Hilary Fannin: Marry an octogenarian billionaire? Knickers to that
I bet Jerry Hall never goes out with her underwear stuck to her raincoat
Jerry Hall and Rupert Murdoch. Photograph: Mario Anzuoni/Reuters
Well, here’s one certainty: I definitely will not be marrying an octogenarian billionaire any time soon. Unlike 59-year-old Jerry Hall, who recently announced that she would spend the next stretch of her tall, blonde life with what remains of Rupert Murdoch’s supplement to his three score years and 10, I won’t be livening up my sixth decade by shuffling down the aisle with 12 billion quid’s worth of scented groom on my sagging elbow.
Nope, you won’t catch me throwing diamond-studded confetti over the glowering heads of my new husband’s heirs and heiresses, who, in Murdoch’s case, amount to offspring accumulated from three previous marriages. You most certainly won’t catch me banqueting on black truffles and blue-foot mushrooms while my groom takes a nap or tries to remember where he left his glasses.
There are many reasons why, in my wilting 50s, I won’t be marrying a seasoned magnate; primarily, I imagine, because I won’t be asked. Unlike a set of jade tea cups or a bottle of Château Lafite, I’m not exactly collectable, not what one might describe as an asset.
I’m short, I’m not Texan and I can be a bit on the dumpy side, especially in January. Furthermore, I’ve never had afternoon tea with Jean-Paul Sartre and Simone de Beauvoir (who apparently invited the teenage Hall to join them at their table in one of their regular Parisian cafe haunts for a chinwag about being and nothingness) or indeed slept with Mick Jagger (although I did once have a swollen-lipped boyfriend with a wasp allergy).

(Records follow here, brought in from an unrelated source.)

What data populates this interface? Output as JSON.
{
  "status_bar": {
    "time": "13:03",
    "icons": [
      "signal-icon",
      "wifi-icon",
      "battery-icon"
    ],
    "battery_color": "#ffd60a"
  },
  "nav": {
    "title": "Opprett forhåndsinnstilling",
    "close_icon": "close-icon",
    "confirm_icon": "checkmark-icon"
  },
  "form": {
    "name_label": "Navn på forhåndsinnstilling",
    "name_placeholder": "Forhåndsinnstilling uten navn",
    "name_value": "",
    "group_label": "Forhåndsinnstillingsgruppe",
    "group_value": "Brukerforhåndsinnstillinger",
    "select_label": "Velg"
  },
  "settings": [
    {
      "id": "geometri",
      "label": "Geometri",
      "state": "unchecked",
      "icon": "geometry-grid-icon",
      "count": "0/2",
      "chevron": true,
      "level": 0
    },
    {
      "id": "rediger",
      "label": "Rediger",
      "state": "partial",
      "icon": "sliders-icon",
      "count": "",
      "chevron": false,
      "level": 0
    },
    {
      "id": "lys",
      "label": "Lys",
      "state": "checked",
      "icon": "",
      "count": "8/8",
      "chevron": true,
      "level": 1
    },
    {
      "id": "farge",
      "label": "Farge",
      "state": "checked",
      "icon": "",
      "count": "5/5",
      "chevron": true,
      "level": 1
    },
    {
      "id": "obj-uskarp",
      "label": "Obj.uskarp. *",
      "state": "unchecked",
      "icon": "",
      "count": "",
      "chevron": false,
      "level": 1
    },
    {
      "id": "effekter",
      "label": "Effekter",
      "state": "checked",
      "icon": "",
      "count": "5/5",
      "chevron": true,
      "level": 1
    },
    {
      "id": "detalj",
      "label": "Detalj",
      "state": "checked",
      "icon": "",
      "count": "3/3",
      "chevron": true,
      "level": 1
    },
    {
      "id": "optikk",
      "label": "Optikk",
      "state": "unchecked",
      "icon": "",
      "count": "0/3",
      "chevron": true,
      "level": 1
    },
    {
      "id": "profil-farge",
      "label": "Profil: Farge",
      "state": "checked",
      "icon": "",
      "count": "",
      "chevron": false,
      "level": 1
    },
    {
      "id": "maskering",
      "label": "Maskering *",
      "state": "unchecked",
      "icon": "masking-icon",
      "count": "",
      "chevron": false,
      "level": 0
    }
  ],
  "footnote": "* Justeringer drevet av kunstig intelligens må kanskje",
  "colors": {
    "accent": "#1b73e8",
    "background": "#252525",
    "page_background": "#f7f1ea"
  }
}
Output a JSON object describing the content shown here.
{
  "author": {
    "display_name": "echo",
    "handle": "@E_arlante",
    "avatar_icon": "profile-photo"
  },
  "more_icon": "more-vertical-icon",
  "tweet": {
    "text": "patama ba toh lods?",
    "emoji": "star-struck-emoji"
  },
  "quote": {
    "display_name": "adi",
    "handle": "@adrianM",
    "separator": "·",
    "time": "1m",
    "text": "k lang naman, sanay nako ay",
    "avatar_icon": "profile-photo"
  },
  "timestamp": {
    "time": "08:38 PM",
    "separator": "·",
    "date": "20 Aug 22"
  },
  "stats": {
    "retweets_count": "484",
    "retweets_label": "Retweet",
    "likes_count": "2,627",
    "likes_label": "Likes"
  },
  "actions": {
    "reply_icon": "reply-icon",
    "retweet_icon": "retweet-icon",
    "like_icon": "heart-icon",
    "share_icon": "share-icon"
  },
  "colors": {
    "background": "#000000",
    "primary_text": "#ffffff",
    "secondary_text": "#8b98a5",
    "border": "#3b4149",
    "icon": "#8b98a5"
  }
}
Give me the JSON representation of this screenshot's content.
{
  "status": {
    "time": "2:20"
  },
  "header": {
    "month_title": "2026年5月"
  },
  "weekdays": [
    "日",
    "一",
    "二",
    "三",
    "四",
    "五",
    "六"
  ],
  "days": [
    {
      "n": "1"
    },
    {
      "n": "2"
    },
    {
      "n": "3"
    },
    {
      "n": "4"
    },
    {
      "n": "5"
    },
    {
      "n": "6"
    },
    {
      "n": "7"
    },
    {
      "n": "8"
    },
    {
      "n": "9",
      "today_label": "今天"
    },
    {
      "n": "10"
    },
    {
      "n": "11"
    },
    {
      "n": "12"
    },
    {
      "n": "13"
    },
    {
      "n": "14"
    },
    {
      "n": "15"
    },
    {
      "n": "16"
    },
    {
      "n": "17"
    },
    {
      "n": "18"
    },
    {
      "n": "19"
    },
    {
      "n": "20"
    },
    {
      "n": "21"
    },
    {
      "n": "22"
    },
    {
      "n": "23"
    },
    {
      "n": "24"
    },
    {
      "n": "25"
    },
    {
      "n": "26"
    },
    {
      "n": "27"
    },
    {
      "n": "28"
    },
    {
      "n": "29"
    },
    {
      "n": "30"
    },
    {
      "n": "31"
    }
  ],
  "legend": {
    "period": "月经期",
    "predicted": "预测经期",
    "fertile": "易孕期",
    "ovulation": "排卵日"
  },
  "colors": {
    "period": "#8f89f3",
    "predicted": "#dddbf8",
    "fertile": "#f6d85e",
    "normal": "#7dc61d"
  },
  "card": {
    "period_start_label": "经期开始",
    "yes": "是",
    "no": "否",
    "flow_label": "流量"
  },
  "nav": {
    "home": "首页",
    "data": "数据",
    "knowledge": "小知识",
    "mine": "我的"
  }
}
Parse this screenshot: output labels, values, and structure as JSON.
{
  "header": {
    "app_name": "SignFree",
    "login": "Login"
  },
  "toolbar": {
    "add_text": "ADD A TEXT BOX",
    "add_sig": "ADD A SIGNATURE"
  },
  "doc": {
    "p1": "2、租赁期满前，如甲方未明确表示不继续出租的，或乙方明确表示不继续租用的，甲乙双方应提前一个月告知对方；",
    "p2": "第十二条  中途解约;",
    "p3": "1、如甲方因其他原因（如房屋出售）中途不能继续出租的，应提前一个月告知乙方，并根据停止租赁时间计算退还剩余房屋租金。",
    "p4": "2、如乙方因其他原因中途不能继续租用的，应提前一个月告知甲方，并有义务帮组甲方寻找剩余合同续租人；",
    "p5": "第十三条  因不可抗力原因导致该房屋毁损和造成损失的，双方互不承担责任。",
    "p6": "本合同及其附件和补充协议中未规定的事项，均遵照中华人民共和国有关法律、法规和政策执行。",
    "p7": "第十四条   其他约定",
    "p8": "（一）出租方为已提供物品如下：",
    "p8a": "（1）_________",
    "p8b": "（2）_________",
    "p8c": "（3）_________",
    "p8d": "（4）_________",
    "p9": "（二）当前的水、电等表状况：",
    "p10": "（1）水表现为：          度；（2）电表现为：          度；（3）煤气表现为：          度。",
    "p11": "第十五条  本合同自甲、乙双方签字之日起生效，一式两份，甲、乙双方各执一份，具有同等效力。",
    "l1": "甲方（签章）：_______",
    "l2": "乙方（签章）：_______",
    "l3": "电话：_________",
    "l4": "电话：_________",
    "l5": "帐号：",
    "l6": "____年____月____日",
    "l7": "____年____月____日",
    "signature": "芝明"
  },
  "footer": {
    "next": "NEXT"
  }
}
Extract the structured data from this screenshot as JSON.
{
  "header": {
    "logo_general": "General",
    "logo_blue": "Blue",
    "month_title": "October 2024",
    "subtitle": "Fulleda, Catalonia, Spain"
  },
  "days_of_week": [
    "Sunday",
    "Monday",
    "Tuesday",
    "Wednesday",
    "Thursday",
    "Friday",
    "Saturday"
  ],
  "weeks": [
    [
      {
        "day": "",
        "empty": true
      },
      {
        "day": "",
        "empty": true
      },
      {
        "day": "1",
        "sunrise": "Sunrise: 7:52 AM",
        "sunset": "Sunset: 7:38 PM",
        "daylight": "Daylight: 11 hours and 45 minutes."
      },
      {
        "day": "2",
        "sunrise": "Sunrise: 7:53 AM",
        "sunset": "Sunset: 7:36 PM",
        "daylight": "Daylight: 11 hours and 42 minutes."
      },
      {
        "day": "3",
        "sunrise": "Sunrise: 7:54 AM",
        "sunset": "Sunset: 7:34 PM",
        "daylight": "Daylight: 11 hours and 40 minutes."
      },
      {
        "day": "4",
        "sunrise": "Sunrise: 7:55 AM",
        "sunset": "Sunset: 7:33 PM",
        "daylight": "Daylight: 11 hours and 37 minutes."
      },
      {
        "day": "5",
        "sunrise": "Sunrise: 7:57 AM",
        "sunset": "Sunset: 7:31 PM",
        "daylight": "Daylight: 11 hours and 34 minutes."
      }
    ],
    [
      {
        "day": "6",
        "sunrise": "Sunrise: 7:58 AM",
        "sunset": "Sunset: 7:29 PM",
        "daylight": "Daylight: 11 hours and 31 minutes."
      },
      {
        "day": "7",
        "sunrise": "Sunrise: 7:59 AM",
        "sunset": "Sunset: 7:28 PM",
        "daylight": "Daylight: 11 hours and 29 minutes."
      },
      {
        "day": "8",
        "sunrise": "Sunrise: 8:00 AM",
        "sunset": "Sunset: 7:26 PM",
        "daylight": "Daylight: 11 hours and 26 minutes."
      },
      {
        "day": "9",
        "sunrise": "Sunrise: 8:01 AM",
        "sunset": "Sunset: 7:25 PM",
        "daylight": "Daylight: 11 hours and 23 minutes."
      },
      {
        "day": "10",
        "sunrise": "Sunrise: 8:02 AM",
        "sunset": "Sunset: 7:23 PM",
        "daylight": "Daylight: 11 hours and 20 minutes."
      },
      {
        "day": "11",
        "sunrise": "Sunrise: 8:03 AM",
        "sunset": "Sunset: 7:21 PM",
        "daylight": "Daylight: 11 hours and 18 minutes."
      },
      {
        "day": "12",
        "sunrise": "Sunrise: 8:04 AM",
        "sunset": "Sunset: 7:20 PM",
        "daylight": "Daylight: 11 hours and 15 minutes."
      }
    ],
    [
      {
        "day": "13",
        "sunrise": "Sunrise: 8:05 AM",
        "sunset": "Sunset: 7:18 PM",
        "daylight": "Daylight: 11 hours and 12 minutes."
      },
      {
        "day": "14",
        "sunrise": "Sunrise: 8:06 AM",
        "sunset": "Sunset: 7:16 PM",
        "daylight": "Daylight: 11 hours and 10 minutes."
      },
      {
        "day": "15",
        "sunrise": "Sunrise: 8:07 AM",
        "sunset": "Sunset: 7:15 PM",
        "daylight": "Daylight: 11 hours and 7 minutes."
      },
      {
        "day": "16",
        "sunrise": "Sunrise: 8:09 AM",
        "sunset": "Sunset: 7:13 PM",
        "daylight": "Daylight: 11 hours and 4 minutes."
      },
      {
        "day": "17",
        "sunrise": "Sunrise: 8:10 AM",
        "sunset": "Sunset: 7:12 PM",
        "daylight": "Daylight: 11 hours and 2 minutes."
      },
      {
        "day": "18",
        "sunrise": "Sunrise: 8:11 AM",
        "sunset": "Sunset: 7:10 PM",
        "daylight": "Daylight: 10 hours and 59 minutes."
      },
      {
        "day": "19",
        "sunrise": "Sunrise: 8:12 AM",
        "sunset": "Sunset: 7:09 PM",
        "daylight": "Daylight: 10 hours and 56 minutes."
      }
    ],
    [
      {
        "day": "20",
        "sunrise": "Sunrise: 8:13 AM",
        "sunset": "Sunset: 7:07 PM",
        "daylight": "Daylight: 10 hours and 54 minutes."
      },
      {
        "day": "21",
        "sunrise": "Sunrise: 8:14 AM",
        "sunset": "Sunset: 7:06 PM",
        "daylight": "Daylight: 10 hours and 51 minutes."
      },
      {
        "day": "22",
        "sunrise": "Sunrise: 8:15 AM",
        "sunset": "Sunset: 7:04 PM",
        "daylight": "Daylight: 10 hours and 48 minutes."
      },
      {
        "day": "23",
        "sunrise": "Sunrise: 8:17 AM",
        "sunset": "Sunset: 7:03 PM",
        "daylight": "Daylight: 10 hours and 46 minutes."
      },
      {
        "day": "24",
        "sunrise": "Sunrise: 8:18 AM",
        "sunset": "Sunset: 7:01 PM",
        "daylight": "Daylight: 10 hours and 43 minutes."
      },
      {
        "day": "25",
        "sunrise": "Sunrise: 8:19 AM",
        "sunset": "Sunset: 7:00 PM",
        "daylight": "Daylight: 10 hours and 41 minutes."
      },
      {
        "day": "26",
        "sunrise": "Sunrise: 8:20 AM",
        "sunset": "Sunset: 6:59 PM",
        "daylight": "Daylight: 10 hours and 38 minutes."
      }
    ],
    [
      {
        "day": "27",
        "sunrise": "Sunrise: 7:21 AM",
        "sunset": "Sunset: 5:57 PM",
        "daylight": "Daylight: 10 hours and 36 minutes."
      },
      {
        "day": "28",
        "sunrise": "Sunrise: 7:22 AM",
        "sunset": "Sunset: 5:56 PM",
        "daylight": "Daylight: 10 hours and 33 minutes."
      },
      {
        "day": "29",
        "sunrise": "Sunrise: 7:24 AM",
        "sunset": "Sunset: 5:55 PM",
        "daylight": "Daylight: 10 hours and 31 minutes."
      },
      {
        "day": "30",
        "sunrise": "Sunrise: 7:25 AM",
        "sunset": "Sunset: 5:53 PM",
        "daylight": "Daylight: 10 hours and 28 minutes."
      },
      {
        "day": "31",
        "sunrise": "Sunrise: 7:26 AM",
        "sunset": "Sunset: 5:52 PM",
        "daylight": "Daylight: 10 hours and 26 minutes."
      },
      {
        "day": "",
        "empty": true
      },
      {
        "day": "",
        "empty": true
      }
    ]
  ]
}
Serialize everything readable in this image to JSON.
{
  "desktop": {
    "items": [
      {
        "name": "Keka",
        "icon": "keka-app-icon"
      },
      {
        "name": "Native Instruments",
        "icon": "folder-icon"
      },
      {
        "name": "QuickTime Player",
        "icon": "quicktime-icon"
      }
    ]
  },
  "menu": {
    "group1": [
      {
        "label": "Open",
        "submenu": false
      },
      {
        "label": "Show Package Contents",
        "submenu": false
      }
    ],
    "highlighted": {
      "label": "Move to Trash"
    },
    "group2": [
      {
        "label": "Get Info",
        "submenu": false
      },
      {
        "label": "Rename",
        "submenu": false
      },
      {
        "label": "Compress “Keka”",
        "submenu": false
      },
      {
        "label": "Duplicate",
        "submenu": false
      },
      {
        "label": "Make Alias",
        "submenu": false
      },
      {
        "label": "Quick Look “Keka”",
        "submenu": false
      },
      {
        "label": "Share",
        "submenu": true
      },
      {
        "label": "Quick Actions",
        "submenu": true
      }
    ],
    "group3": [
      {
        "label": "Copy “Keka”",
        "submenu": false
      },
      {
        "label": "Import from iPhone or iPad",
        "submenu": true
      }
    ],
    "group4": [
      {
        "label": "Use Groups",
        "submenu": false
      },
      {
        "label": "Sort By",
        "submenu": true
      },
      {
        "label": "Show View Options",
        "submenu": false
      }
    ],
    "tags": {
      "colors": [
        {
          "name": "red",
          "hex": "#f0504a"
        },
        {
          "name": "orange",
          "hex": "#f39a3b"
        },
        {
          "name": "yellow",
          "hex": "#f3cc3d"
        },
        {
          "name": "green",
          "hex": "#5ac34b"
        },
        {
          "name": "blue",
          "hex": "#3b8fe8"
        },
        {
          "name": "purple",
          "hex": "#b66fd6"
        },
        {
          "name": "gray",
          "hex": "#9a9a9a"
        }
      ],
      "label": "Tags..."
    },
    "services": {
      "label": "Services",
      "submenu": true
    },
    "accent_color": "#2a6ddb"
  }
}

I’m impatient, querulous, grudging and arrogant. I’m not terribly nice. I fall over in slingbacks, I can’t breathe in body shapers and I make a truly lousy blonde (and being blonde, as far as I can gather, is a prerequisite for marrying a magnate). I did dye my hair yellow once, and ended up looking like Dick Emery after a long and not particularly restful night in a hayloft.
Also – and this is the clincher – I’m not cool. God knows I’m not cool. In fact, the older I get, the uncooler I become.
The statuesque Hall has most certainly cashed in some of her I-hung-out-with- Warhol cool by opting to marry Murdoch. However, I bet she never goes out with her knickers stuck to her raincoat, as I did one morning recently. Yes, I headed off to the post office with an item of my underwear attached to the Velcro patches that stick my coat together; you know, the grippy bits that you mesh together to insulate yourself, to keep those Arctic winds from adding goosebumps to your already well-mottled interior.
My coat had been in the spin-dryer, and presumably the knickers must have been in there too, twirling around in the Saharan heat, nimbly dancing around in the sirocco-like warmth, courtesy of my electricity bill, cosying up to my practical, hard-wearing, phlegmatic and, dare I say it, deeply unattractive coat.
The “briefs” – what a mad word – were, still are, teal blue, a colour, in the light of a dull January, that is almost indistinguishable from my navy-blue puffer coat, which, in deference to a splintered sun, I had that morning left unclosed.
Anyway, I was in the queue for the post office, clutching my padded envelope, waiting my turn and reading about the endlessly fascinating Murdoch-Hall union over the shoulder of the bloke in front of me. I was wondering, not for the first time, why in the name of the sweet baby Jesus would any woman (or man) eschew their independence to marry an elderly billionaire. Seriously. Is it just the money? How much money does anyone need? Is it for love? Security? Sex?
She hardly needs the cash, I mused. And love? Maybe, but mind you, she’s barely just met him. Maybe it is the sex; hell, maybe he shoots shagging fairy dust.
Each to her own, I concluded, harnessing all the philosophical originality of a styrofoam cup and moving on up the queue. That was when I noticed my underwear swinging from the Velcro, clinging on to my solid coat, having a gay old time of it, excitedly observing the madly entertaining outside world in this heady suburban post office.
I shoved the offending item in my pocket and looked around for pitying glances, but no one seemed to have noticed anything unusual about another greying January woman in a bulky coat, inching along the post-office tiles.
Jerry Hall, eat your heart out, eh?